References
Alexander, L.A. and J.R. Havis (1984) Cold acclimation of plant parts in an evergreen and a deciduous azalea. J. Am. Rhododendron Soc. 38(4): 180-181.
Graham, P.R. and R. Mullin (1976) The determination of lethal freezing temperatures in buds and stems of deciduous azalea by a freezing curve method. J. Am. Soc. for Horticultural Sci. 101(1): 3-7
Greer, H.E. (1982) Greers Guidebook to Available Rhododendrons Species and Hybrids. Offshoot Publ., Eugene, OR.
Havis, J.R. (1964) Freezing of Rhododendron leaves. Proc. Am. Soc. for Hort. Sci. 84: 570-574.
Lumis, G.P., R.A Mecklenburg and K.C. Sink (1972) Factors influencing winter hardiness of flower buds and stems of evergreen azaleas. J. Am. Soc. Hort. Soc. 97(1): 124-127
Pellett, N.E. and M.A. Holt (1981) Comparison of flower bud cold hardiness of several cultivars of Rhododendron spp. HortScience 16(5): 675-676.
Rhododendron Species Foundation (1984) Plant Distribution List 1983-1984. List No. XIII. Rhododendron Species Foundation, Federal Way, WA.
Sakai, H.E. (1984) Freezing resistance of Rhododendron and Azalea. J. Am. Rhod. Soc. 38(4): 192-195.

Acknowledgement
I wish to thank Chad Caldwell of Pay-Less Foods for supplying me with dry ice.


Volume 39, Number 3
Summer 1985
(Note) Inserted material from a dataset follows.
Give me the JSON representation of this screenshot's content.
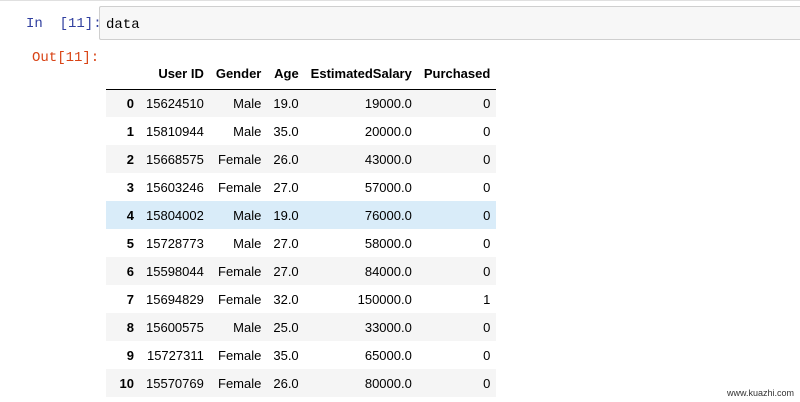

DLA Ejournal Home | JARS Home | Table of Contents for this issue | Search JARS and other ejournals